Items from an interface collection

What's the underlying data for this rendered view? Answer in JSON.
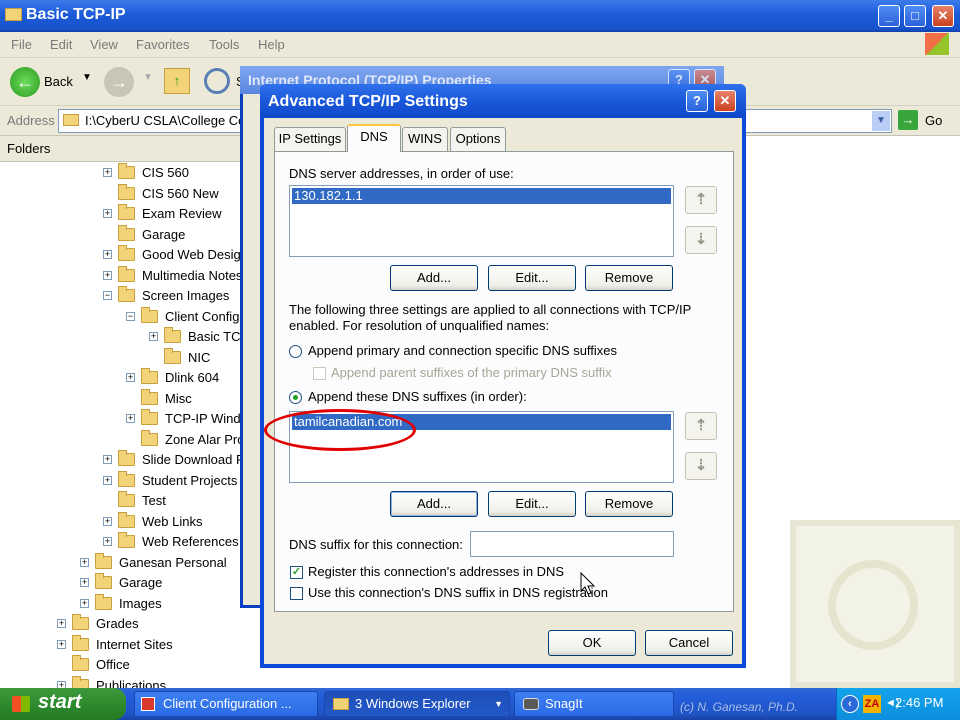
{
  "explorer": {
    "title": "Basic TCP-IP",
    "menu": [
      "File",
      "Edit",
      "View",
      "Favorites",
      "Tools",
      "Help"
    ],
    "toolbar": {
      "back_label": "Back",
      "search_partial": "S"
    },
    "address": {
      "label": "Address",
      "value": "I:\\CyberU CSLA\\College Co",
      "go_label": "Go"
    },
    "folders_label": "Folders",
    "tree": [
      {
        "label": "CIS 560",
        "expander": "+"
      },
      {
        "label": "CIS 560 New",
        "expander": ""
      },
      {
        "label": "Exam Review",
        "expander": "+"
      },
      {
        "label": "Garage",
        "expander": ""
      },
      {
        "label": "Good Web Design",
        "expander": "+"
      },
      {
        "label": "Multimedia Notes",
        "expander": "+"
      },
      {
        "label": "Screen Images",
        "expander": "−"
      },
      {
        "label": "Client Configu",
        "expander": "−"
      },
      {
        "label": "Basic TCP",
        "expander": "+"
      },
      {
        "label": "NIC",
        "expander": ""
      },
      {
        "label": "Dlink 604",
        "expander": "+"
      },
      {
        "label": "Misc",
        "expander": ""
      },
      {
        "label": "TCP-IP Windo",
        "expander": "+"
      },
      {
        "label": "Zone Alar Pro",
        "expander": ""
      },
      {
        "label": "Slide Download Pe",
        "expander": "+"
      },
      {
        "label": "Student Projects",
        "expander": "+"
      },
      {
        "label": "Test",
        "expander": ""
      },
      {
        "label": "Web Links",
        "expander": "+"
      },
      {
        "label": "Web References",
        "expander": "+"
      },
      {
        "label": "Ganesan Personal",
        "expander": "+"
      },
      {
        "label": "Garage",
        "expander": "+"
      },
      {
        "label": "Images",
        "expander": "+"
      },
      {
        "label": "Grades",
        "expander": "+"
      },
      {
        "label": "Internet Sites",
        "expander": "+"
      },
      {
        "label": "Office",
        "expander": ""
      },
      {
        "label": "Publications",
        "expander": "+"
      }
    ]
  },
  "bg_dialog": {
    "title": "Internet Protocol (TCP/IP) Properties"
  },
  "dialog": {
    "title": "Advanced TCP/IP Settings",
    "tabs": [
      "IP Settings",
      "DNS",
      "WINS",
      "Options"
    ],
    "active_tab": "DNS",
    "dns_servers_label": "DNS server addresses, in order of use:",
    "dns_servers": [
      "130.182.1.1"
    ],
    "add_label": "Add...",
    "edit_label": "Edit...",
    "remove_label": "Remove",
    "settings_desc_1": "The following three settings are applied to all connections with TCP/IP",
    "settings_desc_2": "enabled. For resolution of unqualified names:",
    "radio_primary": "Append primary and connection specific DNS suffixes",
    "check_parent": "Append parent suffixes of the primary DNS suffix",
    "radio_these": "Append these DNS suffixes (in order):",
    "suffixes": [
      "tamilcanadian.com"
    ],
    "suffix_conn_label": "DNS suffix for this connection:",
    "suffix_conn_value": "",
    "check_register": "Register this connection's addresses in DNS",
    "check_use_suffix": "Use this connection's DNS suffix in DNS registration",
    "ok_label": "OK",
    "cancel_label": "Cancel",
    "register_checked": true,
    "use_suffix_checked": false,
    "selected_radio": "these"
  },
  "taskbar": {
    "start_label": "start",
    "tasks": [
      "Client Configuration ...",
      "3 Windows Explorer",
      "SnagIt"
    ],
    "clock": "2:46 PM",
    "watermark": "(c) N. Ganesan, Ph.D."
  },
  "colors": {
    "accent": "#0b4ad8",
    "selection": "#316ac5",
    "annotation": "#e00000"
  }
}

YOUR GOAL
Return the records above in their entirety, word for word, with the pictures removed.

REPLY
What's the underlying data for this rendered view? Answer in JSON.
{
  "explorer": {
    "title": "Basic TCP-IP",
    "menu": [
      "File",
      "Edit",
      "View",
      "Favorites",
      "Tools",
      "Help"
    ],
    "toolbar": {
      "back_label": "Back",
      "search_partial": "S"
    },
    "address": {
      "label": "Address",
      "value": "I:\\CyberU CSLA\\College Co",
      "go_label": "Go"
    },
    "folders_label": "Folders",
    "tree": [
      {
        "label": "CIS 560",
        "expander": "+"
      },
      {
        "label": "CIS 560 New",
        "expander": ""
      },
      {
        "label": "Exam Review",
        "expander": "+"
      },
      {
        "label": "Garage",
        "expander": ""
      },
      {
        "label": "Good Web Design",
        "expander": "+"
      },
      {
        "label": "Multimedia Notes",
        "expander": "+"
      },
      {
        "label": "Screen Images",
        "expander": "−"
      },
      {
        "label": "Client Configu",
        "expander": "−"
      },
      {
        "label": "Basic TCP",
        "expander": "+"
      },
      {
        "label": "NIC",
        "expander": ""
      },
      {
        "label": "Dlink 604",
        "expander": "+"
      },
      {
        "label": "Misc",
        "expander": ""
      },
      {
        "label": "TCP-IP Windo",
        "expander": "+"
      },
      {
        "label": "Zone Alar Pro",
        "expander": ""
      },
      {
        "label": "Slide Download Pe",
        "expander": "+"
      },
      {
        "label": "Student Projects",
        "expander": "+"
      },
      {
        "label": "Test",
        "expander": ""
      },
      {
        "label": "Web Links",
        "expander": "+"
      },
      {
        "label": "Web References",
        "expander": "+"
      },
      {
        "label": "Ganesan Personal",
        "expander": "+"
      },
      {
        "label": "Garage",
        "expander": "+"
      },
      {
        "label": "Images",
        "expander": "+"
      },
      {
        "label": "Grades",
        "expander": "+"
      },
      {
        "label": "Internet Sites",
        "expander": "+"
      },
      {
        "label": "Office",
        "expander": ""
      },
      {
        "label": "Publications",
        "expander": "+"
      }
    ]
  },
  "bg_dialog": {
    "title": "Internet Protocol (TCP/IP) Properties"
  },
  "dialog": {
    "title": "Advanced TCP/IP Settings",
    "tabs": [
      "IP Settings",
      "DNS",
      "WINS",
      "Options"
    ],
    "active_tab": "DNS",
    "dns_servers_label": "DNS server addresses, in order of use:",
    "dns_servers": [
      "130.182.1.1"
    ],
    "add_label": "Add...",
    "edit_label": "Edit...",
    "remove_label": "Remove",
    "settings_desc_1": "The following three settings are applied to all connections with TCP/IP",
    "settings_desc_2": "enabled. For resolution of unqualified names:",
    "radio_primary": "Append primary and connection specific DNS suffixes",
    "check_parent": "Append parent suffixes of the primary DNS suffix",
    "radio_these": "Append these DNS suffixes (in order):",
    "suffixes": [
      "tamilcanadian.com"
    ],
    "suffix_conn_label": "DNS suffix for this connection:",
    "suffix_conn_value": "",
    "check_register": "Register this connection's addresses in DNS",
    "check_use_suffix": "Use this connection's DNS suffix in DNS registration",
    "ok_label": "OK",
    "cancel_label": "Cancel",
    "register_checked": true,
    "use_suffix_checked": false,
    "selected_radio": "these"
  },
  "taskbar": {
    "start_label": "start",
    "tasks": [
      "Client Configuration ...",
      "3 Windows Explorer",
      "SnagIt"
    ],
    "clock": "2:46 PM",
    "watermark": "(c) N. Ganesan, Ph.D."
  },
  "colors": {
    "accent": "#0b4ad8",
    "selection": "#316ac5",
    "annotation": "#e00000"
  }
}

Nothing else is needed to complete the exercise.